▶ **EXERCISE OBJECTIVE**
Your answer should be every line with the word "Information", copied from the data below.

** Opening DATASET RECORDS block **

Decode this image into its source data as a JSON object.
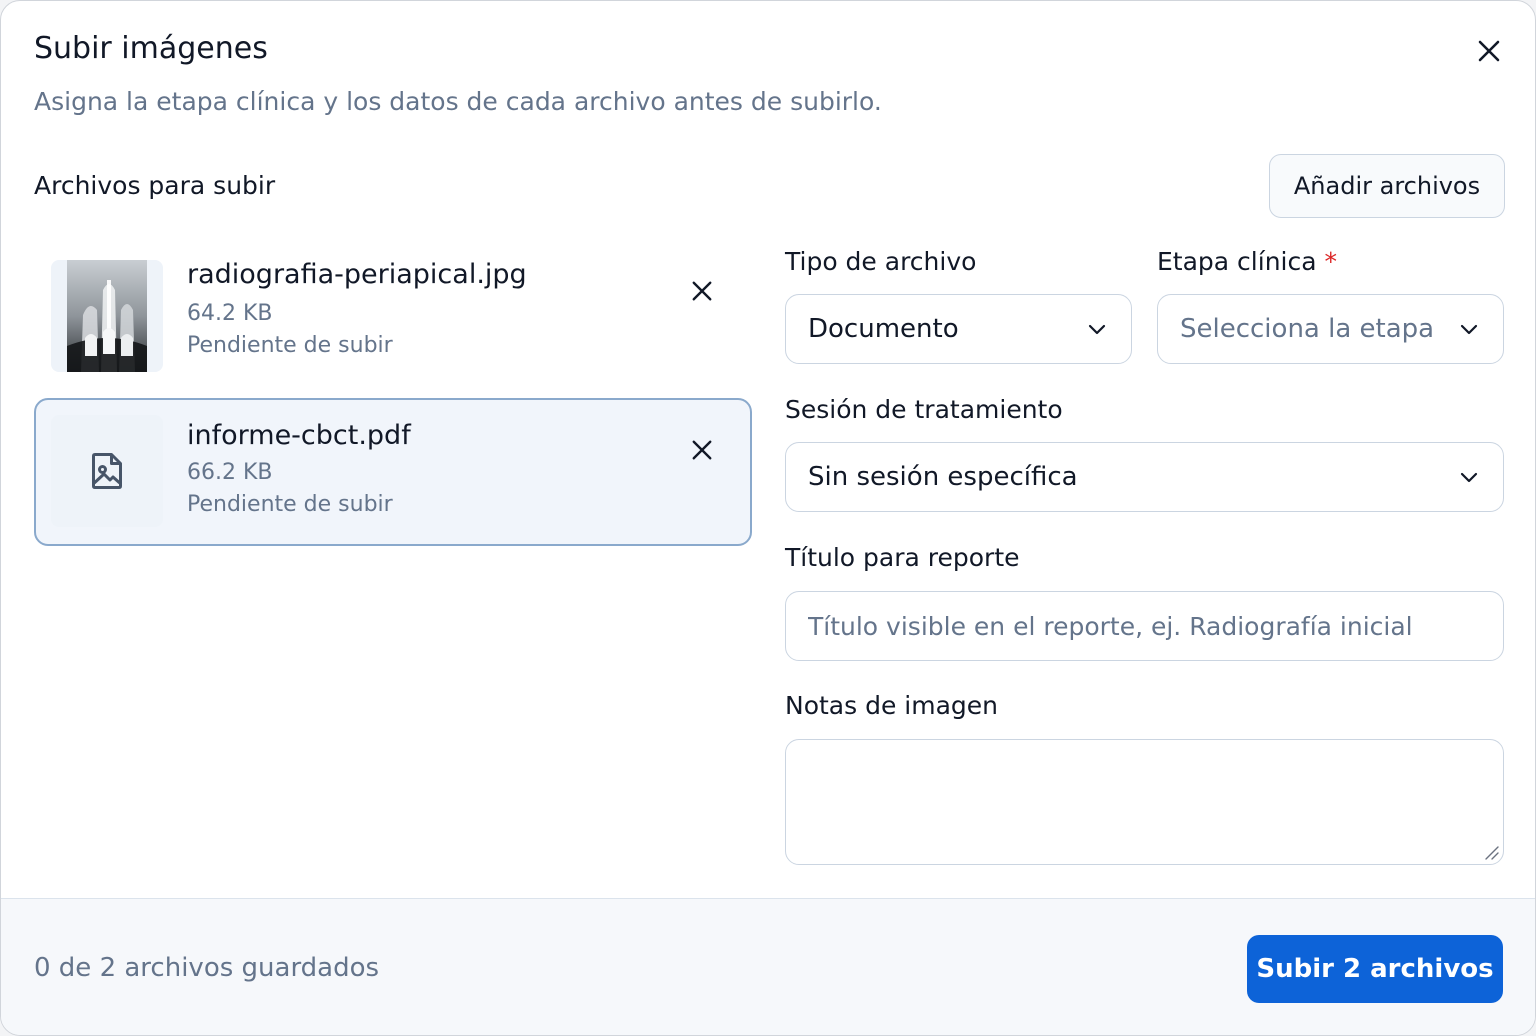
{
  "dialog": {
    "title": "Subir imágenes",
    "subtitle": "Asigna la etapa clínica y los datos de cada archivo antes de subirlo."
  },
  "files_section": {
    "label": "Archivos para subir",
    "add_button": "Añadir archivos"
  },
  "files": [
    {
      "name": "radiografia-periapical.jpg",
      "size": "64.2 KB",
      "status": "Pendiente de subir",
      "thumbnail": "xray-image",
      "selected": false
    },
    {
      "name": "informe-cbct.pdf",
      "size": "66.2 KB",
      "status": "Pendiente de subir",
      "thumbnail": "file-image-icon",
      "selected": true
    }
  ],
  "form": {
    "file_type": {
      "label": "Tipo de archivo",
      "value": "Documento"
    },
    "clinical_stage": {
      "label": "Etapa clínica",
      "required_mark": "*",
      "placeholder": "Selecciona la etapa"
    },
    "session": {
      "label": "Sesión de tratamiento",
      "value": "Sin sesión específica"
    },
    "report_title": {
      "label": "Título para reporte",
      "placeholder": "Título visible en el reporte, ej. Radiografía inicial",
      "value": ""
    },
    "notes": {
      "label": "Notas de imagen",
      "value": ""
    }
  },
  "footer": {
    "saved_count": "0 de 2 archivos guardados",
    "upload_button": "Subir 2 archivos"
  },
  "colors": {
    "primary": "#0d63d8",
    "required": "#dc2626",
    "selected_border": "#8aa9cc",
    "muted_text": "#64748b"
  }
}
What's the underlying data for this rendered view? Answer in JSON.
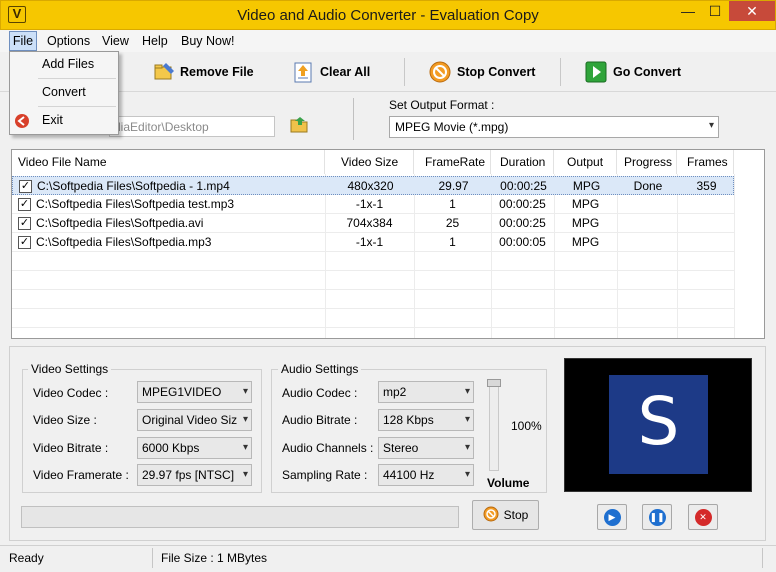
{
  "window": {
    "title": "Video and Audio Converter - Evaluation Copy",
    "app_icon_letter": "V",
    "minimize": "—",
    "maximize": "☐",
    "close": "✕"
  },
  "menu": {
    "items": [
      "File",
      "Options",
      "View",
      "Help",
      "Buy Now!"
    ],
    "file_dropdown": [
      "Add Files",
      "Convert",
      "Exit"
    ]
  },
  "toolbar": {
    "add_files": "Add Files",
    "remove_file": "Remove File",
    "clear_all": "Clear All",
    "stop_convert": "Stop Convert",
    "go_convert": "Go Convert"
  },
  "output": {
    "path_value": "diaEditor\\Desktop",
    "format_label": "Set Output Format :",
    "format_value": "MPEG Movie (*.mpg)"
  },
  "file_list": {
    "columns": [
      "Video File Name",
      "Video Size",
      "FrameRate",
      "Duration",
      "Output",
      "Progress",
      "Frames"
    ],
    "rows": [
      {
        "checked": true,
        "name": "C:\\Softpedia Files\\Softpedia - 1.mp4",
        "size": "480x320",
        "framerate": "29.97",
        "duration": "00:00:25",
        "output": "MPG",
        "progress": "Done",
        "frames": "359",
        "selected": true
      },
      {
        "checked": true,
        "name": "C:\\Softpedia Files\\Softpedia test.mp3",
        "size": "-1x-1",
        "framerate": "1",
        "duration": "00:00:25",
        "output": "MPG",
        "progress": "",
        "frames": "",
        "selected": false
      },
      {
        "checked": true,
        "name": "C:\\Softpedia Files\\Softpedia.avi",
        "size": "704x384",
        "framerate": "25",
        "duration": "00:00:25",
        "output": "MPG",
        "progress": "",
        "frames": "",
        "selected": false
      },
      {
        "checked": true,
        "name": "C:\\Softpedia Files\\Softpedia.mp3",
        "size": "-1x-1",
        "framerate": "1",
        "duration": "00:00:05",
        "output": "MPG",
        "progress": "",
        "frames": "",
        "selected": false
      }
    ]
  },
  "video_settings": {
    "title": "Video Settings",
    "codec_label": "Video Codec :",
    "codec_value": "MPEG1VIDEO",
    "size_label": "Video Size :",
    "size_value": "Original Video Siz",
    "bitrate_label": "Video Bitrate :",
    "bitrate_value": "6000 Kbps",
    "framerate_label": "Video Framerate :",
    "framerate_value": "29.97 fps [NTSC]"
  },
  "audio_settings": {
    "title": "Audio Settings",
    "codec_label": "Audio Codec :",
    "codec_value": "mp2",
    "bitrate_label": "Audio Bitrate :",
    "bitrate_value": "128 Kbps",
    "channels_label": "Audio Channels :",
    "channels_value": "Stereo",
    "sampling_label": "Sampling Rate :",
    "sampling_value": "44100 Hz"
  },
  "volume": {
    "label": "Volume",
    "percent": "100%"
  },
  "controls": {
    "stop_label": "Stop"
  },
  "preview": {
    "logo_letter": "S"
  },
  "status": {
    "state": "Ready",
    "file_size": "File Size : 1 MBytes"
  },
  "colors": {
    "titlebar": "#f6c700",
    "selection": "#dbe8f8",
    "preview_logo_bg": "#1d3a87"
  }
}
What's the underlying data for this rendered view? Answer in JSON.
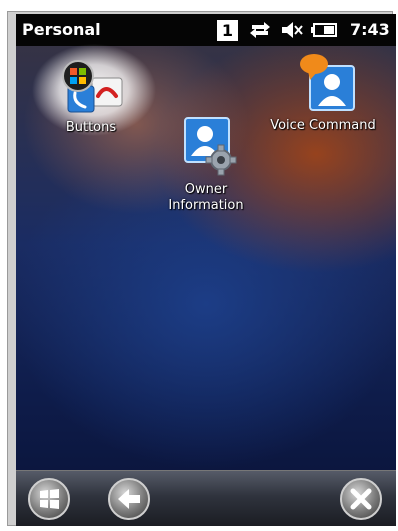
{
  "status_bar": {
    "title": "Personal",
    "notification_count": "1",
    "time": "7:43",
    "icons": [
      "connectivity-icon",
      "volume-muted-icon",
      "battery-icon"
    ]
  },
  "apps": [
    {
      "label": "Buttons",
      "icon": "buttons-icon"
    },
    {
      "label": "Owner Information",
      "line1": "Owner",
      "line2": "Information",
      "icon": "owner-info-icon"
    },
    {
      "label": "Voice Command",
      "icon": "voice-command-icon"
    }
  ],
  "taskbar": {
    "buttons": [
      "start-button",
      "back-button",
      "close-button"
    ]
  },
  "colors": {
    "accent_blue": "#2a7fd8",
    "orange": "#f08a1a"
  }
}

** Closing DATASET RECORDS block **

▶ **RESPONSE BOX**
      "label": "Owner Information",
      "line2": "Information",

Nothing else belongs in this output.